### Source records
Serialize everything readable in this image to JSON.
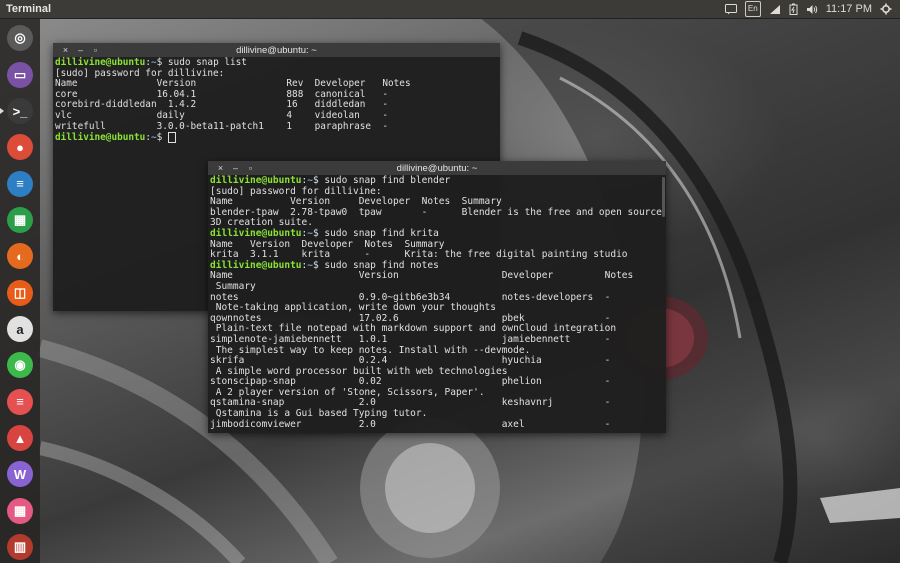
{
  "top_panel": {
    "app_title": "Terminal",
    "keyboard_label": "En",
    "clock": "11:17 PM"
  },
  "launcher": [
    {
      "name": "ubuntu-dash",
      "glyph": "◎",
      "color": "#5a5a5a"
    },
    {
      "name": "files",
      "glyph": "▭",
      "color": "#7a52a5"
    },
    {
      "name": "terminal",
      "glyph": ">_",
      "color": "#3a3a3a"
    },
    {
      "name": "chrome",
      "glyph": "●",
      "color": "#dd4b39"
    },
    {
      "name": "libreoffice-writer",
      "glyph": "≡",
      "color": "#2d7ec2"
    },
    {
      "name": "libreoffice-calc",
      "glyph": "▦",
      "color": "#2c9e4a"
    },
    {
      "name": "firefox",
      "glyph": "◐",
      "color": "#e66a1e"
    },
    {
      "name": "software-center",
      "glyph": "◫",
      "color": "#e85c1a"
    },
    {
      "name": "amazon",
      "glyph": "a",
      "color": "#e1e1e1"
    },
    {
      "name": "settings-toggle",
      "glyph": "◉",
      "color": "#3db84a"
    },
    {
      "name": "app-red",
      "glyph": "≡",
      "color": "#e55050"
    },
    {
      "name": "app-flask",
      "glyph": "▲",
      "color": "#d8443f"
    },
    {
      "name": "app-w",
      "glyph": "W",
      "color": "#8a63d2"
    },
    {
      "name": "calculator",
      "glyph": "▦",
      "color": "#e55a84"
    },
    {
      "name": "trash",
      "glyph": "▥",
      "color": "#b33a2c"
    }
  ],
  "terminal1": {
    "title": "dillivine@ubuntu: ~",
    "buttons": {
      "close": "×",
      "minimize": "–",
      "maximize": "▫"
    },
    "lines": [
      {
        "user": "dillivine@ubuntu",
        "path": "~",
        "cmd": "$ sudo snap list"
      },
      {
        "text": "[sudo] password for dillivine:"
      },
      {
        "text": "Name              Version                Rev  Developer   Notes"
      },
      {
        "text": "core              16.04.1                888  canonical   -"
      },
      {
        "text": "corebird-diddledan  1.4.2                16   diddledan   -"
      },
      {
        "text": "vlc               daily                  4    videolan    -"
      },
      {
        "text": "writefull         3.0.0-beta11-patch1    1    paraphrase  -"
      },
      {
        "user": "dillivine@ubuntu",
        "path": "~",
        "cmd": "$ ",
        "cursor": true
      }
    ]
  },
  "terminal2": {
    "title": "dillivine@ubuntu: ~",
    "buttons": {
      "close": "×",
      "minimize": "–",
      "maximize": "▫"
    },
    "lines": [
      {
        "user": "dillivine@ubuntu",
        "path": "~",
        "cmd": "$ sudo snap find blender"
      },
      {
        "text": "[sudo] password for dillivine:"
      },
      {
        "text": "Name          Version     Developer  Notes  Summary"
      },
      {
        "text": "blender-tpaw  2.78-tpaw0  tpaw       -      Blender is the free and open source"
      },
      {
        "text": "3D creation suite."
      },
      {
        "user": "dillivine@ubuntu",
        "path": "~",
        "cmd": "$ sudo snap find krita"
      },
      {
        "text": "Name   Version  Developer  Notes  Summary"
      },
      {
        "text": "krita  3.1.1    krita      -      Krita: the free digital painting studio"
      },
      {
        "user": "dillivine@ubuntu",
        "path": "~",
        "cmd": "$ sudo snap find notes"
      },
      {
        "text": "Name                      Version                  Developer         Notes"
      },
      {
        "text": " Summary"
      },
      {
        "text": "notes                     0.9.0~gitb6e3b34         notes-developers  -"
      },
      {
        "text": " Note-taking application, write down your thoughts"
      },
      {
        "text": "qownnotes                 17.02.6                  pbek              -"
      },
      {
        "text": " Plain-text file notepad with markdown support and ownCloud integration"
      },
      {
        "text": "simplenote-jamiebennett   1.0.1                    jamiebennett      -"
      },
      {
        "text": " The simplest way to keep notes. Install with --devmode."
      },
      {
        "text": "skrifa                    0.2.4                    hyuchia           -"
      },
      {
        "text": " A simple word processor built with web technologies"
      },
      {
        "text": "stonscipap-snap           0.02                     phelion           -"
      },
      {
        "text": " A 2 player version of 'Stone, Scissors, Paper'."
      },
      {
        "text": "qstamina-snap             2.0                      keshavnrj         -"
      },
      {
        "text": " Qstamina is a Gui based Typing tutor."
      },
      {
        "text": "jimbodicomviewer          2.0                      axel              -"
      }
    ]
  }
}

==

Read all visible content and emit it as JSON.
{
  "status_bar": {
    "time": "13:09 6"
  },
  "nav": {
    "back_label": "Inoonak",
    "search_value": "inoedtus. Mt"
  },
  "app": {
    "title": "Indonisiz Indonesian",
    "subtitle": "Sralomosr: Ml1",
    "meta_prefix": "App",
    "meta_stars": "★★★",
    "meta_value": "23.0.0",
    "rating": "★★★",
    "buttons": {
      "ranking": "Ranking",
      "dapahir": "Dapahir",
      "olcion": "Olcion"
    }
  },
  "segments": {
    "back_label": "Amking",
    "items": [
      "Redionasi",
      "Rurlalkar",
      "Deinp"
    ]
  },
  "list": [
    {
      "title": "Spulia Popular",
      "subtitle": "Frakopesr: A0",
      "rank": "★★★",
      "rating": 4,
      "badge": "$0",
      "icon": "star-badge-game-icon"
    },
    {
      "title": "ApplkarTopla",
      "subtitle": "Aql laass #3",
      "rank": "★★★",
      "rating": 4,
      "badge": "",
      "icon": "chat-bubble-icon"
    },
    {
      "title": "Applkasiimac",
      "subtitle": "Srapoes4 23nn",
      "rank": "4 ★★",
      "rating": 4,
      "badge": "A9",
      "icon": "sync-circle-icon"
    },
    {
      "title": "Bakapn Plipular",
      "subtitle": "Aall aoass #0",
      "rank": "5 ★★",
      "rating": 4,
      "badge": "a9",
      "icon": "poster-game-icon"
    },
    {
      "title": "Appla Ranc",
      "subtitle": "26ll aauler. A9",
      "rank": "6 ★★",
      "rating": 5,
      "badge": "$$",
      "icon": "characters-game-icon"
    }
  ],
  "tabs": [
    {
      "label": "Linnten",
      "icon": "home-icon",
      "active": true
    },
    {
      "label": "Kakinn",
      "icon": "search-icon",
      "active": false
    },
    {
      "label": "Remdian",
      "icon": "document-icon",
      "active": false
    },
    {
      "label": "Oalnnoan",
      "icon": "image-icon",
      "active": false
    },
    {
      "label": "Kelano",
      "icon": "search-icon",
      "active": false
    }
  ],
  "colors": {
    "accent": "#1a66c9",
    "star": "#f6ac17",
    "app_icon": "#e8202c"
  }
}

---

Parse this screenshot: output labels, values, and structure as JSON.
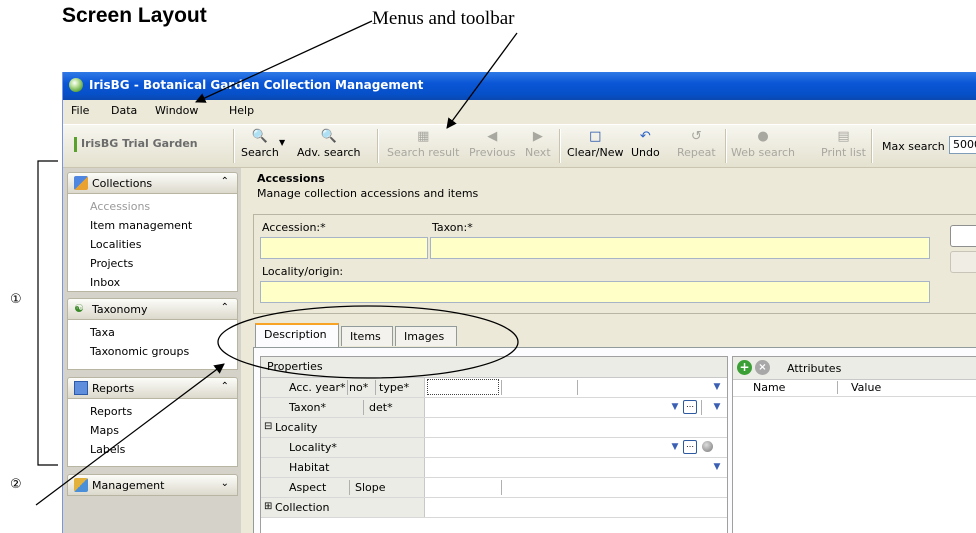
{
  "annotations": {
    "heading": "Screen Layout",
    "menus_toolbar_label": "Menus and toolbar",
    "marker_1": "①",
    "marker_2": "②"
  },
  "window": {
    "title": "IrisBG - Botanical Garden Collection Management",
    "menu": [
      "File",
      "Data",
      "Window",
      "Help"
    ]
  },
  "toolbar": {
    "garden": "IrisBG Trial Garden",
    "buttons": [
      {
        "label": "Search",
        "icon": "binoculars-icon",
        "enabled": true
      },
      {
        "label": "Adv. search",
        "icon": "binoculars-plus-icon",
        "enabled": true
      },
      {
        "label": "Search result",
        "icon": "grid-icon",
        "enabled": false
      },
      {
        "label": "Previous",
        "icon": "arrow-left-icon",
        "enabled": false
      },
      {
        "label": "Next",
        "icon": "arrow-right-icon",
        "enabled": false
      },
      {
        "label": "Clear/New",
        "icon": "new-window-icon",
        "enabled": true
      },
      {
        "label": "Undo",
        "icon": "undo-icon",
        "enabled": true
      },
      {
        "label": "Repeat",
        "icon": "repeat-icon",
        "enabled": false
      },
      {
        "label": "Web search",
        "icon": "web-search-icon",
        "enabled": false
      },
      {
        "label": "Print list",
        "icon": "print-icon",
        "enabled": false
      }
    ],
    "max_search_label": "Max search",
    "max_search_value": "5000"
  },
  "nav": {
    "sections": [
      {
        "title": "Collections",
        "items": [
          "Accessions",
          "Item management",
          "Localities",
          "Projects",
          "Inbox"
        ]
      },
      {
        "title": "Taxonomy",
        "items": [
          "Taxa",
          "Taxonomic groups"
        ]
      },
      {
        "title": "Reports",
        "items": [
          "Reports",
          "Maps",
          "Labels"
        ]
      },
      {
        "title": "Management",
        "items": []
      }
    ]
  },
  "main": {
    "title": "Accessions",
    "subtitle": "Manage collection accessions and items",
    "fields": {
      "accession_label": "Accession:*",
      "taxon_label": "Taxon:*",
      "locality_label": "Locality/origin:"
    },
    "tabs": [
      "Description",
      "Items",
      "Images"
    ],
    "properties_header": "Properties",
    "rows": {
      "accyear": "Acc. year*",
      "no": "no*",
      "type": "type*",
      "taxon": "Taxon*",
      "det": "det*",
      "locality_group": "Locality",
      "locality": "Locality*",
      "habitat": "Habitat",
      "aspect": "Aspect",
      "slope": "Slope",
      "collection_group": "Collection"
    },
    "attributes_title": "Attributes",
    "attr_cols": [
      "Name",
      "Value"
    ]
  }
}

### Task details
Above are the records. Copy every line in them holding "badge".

### Exercise answer
      "badge": "$0",
      "icon": "star-badge-game-icon"
      "badge": "",
      "badge": "A9",
      "badge": "a9",
      "badge": "$$",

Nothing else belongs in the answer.